The rules here are different when it comes to driving.  No rules about where to drive and how that I can tell, and everyone drives very close to each other.  Three or four abreast on a 2 lane road, no problem.  However, have your seat belt on and don't talk on the cell phone, and apparently you must have a fire extinguisher and reflective triangle in your truck, or be prepared to bribe the police at the roadblock.  Or, hell, just be prepared to bribe the police anyway.  So I've been told, anyway.

My experience with the locals has been uniformly positive.  Most I've been around speak rudimentary English, which is better than my Spanish so far, and are open to attempting to figure out what I want.  However, nothing is taken for granted.  I get a free breakfast each day with my room, but didn't know until today.  It hasn't been a problem since I can get breakfast at the DFAC (on post dining facility) for $2.25.  Coffee is also available down at the restaurant here, so I didn't have to wait until the DFAC after all.

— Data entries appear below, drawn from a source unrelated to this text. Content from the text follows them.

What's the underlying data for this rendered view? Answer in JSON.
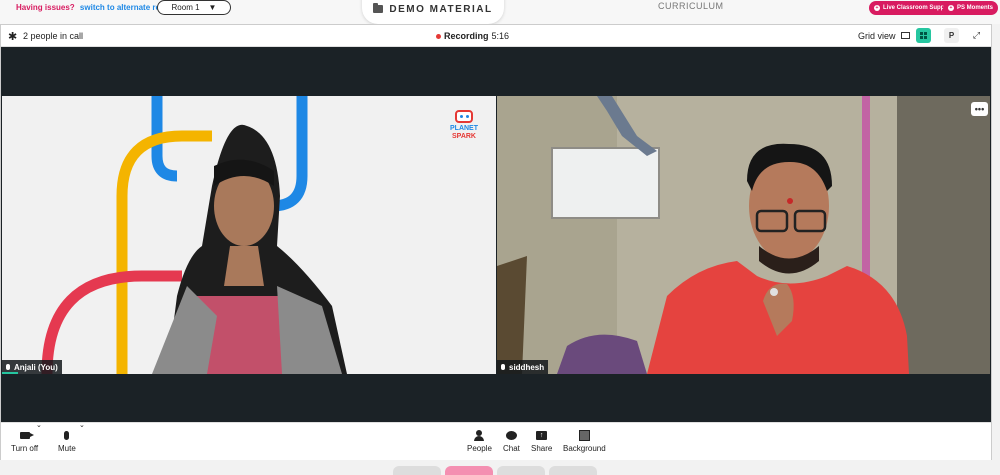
{
  "topbar": {
    "issues_question": "Having issues?",
    "issues_link": "switch to alternate room",
    "room_select": "Room 1",
    "demo_material": "DEMO MATERIAL",
    "curriculum": "CURRICULUM",
    "live_support": "Live Classroom Support",
    "ps_moments": "PS Moments"
  },
  "call_header": {
    "people_count": "2 people in call",
    "recording_label": "Recording",
    "recording_time": "5:16",
    "grid_view": "Grid view",
    "presenter_btn": "P"
  },
  "participants": [
    {
      "name": "Anjali (You)"
    },
    {
      "name": "siddhesh"
    }
  ],
  "logo": {
    "line1": "PLANET",
    "line2": "SPARK"
  },
  "toolbar": {
    "turn_off": "Turn off",
    "mute": "Mute",
    "people": "People",
    "chat": "Chat",
    "share": "Share",
    "background": "Background"
  },
  "colors": {
    "accent_teal": "#26c6a0",
    "brand_pink": "#d81b60",
    "link_blue": "#1e88e5",
    "call_bg": "#1b2226"
  }
}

The Americans I work with go out of their way to warn me of all kinds of dangers.  I'll be shot in the head if I wait on the free bus to post.  I'll be robbed by my taxi driver if I don't use one I 'trust'.  I have to bribe the police (see above), although my co worker just 'doesn't stop' cause he's such a bad ass (don't think I'll try that option...).  I know they are trying to protect me, but at this point I'm afraid to leave my hotel room.

My cell phone doesn't work at all here.  I need to find an ATM and get some local money, get over my fear and go either to the post via taxi or go to the mall (term is used loosely from what I understand).  I also need some bottled water for my room, and a coffee maker for my room and at work.  I also need to get to post and do laundry.

I'm putting off looking for a place to live.  My stuff hasn't left Seattle yet, and I have a month's stay here at the hotel.  Once I figure out how to get to work, and how to do laundry, and how to get coffee on an ongoing basis, the hotel will do fine.  I get conflicting stories on where I should live.  One guy's landlord has a place for $400/mo, and for some more he will put in a security alarm, and an armed guard 24/7.  Others say it's not in the best of places, right down town.  However, if I just use taxi's all the time rather than buy a car... well...  I'm trying to decide.  I put off having someone drive me around this weekend while I continue to ponder all this.

My room is basic, but very clean.  The restaurant is also basic but very clean.  The proprietor of the restaurant was very nice this morning, and very eager to help.  The owner's son here at the hotel speaks good English.  They don't come into my room to clean or make my bed.  Not a big issue.  I'm wondering what the protocol is to get clean linen.  This hotel is used by most of the folks from my company when they land in country, so I can find the answer easily Monday, and it isn't an issue at this point really.  The closet has 4 hangars, 2 of them usable.  I pick out my clothes the night before from my suitcase and hang them up.

Now to sort my stuff (haven't unpacked at all).

1 comment:

  1. Thanks for the update and your observations on the country.. If I knew what town you were in or near I could look it up on Google Earth.. Hint Hint!!!